Monday, February 9, 2009
Dr Suzanne Belton of Charles Darwin University claims that 40% of all obstetric care in East Timor was treating complications from pregnancy loss
Dr Belton said that 40 per cent of all emergency obstetric care was managing and treating complications from early pregnancy losses. The report suggests that some of the deaths may be attributed to abortion although the proportion of deaths due to abortion was unknown.
The study entitled, Maternal Mortality, Unplanned Pregnancy and Unsafe Abortion in Timor-Leste: A Situational Analysis, was presented as a part of East Timor’s Institute of Health Sciences’ first Congress on Health Sciences in early December 2008 in Dili. The research was funded and commissioned by The United Nations Population Fund and managed in collaboration with Alola Foundation.
“Midwives East Timor Australia” a group which aims to support non-government organisations to help reduce the maternal and neonatal mortality rate, claim that only 10% of pregnant women in East Timor give birth with the assistance of a qualified midwife.

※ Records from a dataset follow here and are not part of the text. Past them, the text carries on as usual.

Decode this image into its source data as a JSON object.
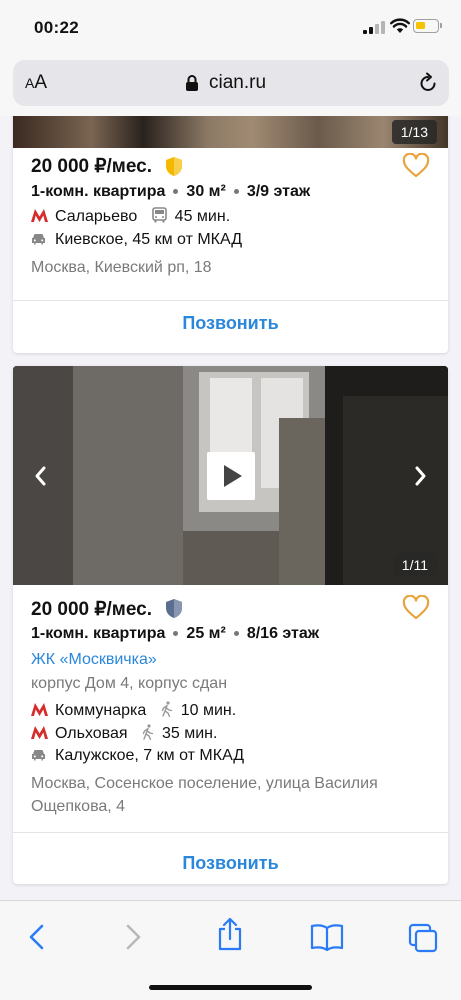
{
  "status_bar": {
    "time": "00:22"
  },
  "browser": {
    "aa_label_small": "A",
    "aa_label_big": "A",
    "url": "cian.ru"
  },
  "listings": [
    {
      "photo_counter": "1/13",
      "price": "20 000 ₽/мес.",
      "verified_badge_color": "#f5b800",
      "rooms": "1-комн. квартира",
      "area": "30 м²",
      "floor": "3/9 этаж",
      "metro": {
        "station": "Саларьево",
        "mode": "bus",
        "time": "45 мин."
      },
      "highway": "Киевское, 45 км от МКАД",
      "address": "Москва, Киевский рп, 18",
      "call_label": "Позвонить"
    },
    {
      "photo_counter": "1/11",
      "price": "20 000 ₽/мес.",
      "verified_badge_color": "#5c6e8f",
      "rooms": "1-комн. квартира",
      "area": "25 м²",
      "floor": "8/16 этаж",
      "complex": "ЖК «Москвичка»",
      "building": "корпус Дом 4, корпус сдан",
      "metros": [
        {
          "station": "Коммунарка",
          "mode": "walk",
          "time": "10 мин."
        },
        {
          "station": "Ольховая",
          "mode": "walk",
          "time": "35 мин."
        }
      ],
      "highway": "Калужское, 7 км от МКАД",
      "address": "Москва, Сосенское поселение, улица Василия Ощепкова, 4",
      "call_label": "Позвонить"
    }
  ],
  "toolbar": {
    "items": [
      "back-icon",
      "forward-icon",
      "share-icon",
      "bookmarks-icon",
      "tabs-icon"
    ]
  },
  "colors": {
    "accent": "#2b87db",
    "metro_red": "#d72c2c",
    "heart": "#e8a33a",
    "ios_blue": "#2a7bf5"
  }
}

The maternal and neonatal mortality rate in east Timor is 100 times that of Australia. One of the reasons for such a high level of maternal problems is the low utilisation of skilled assistance for pre-natal care, birth and post-natal care. It would seem that better pre natal health care is needed in East Timor in order to reduce the mortality rate of pregnant women.
Links to similar articles

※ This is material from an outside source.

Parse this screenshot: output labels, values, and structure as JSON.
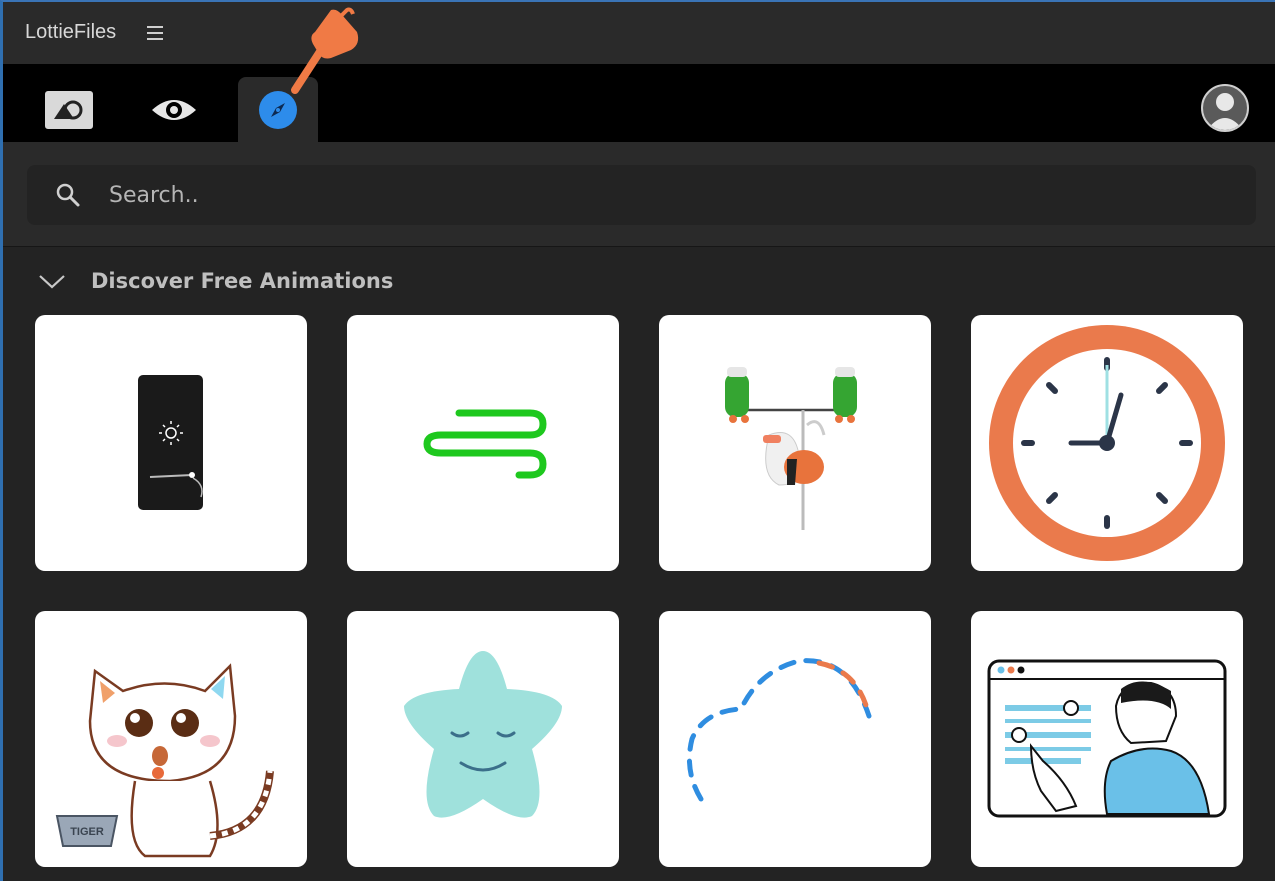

East Timor, moving towards an abortion free nation: unborn children's rights upheld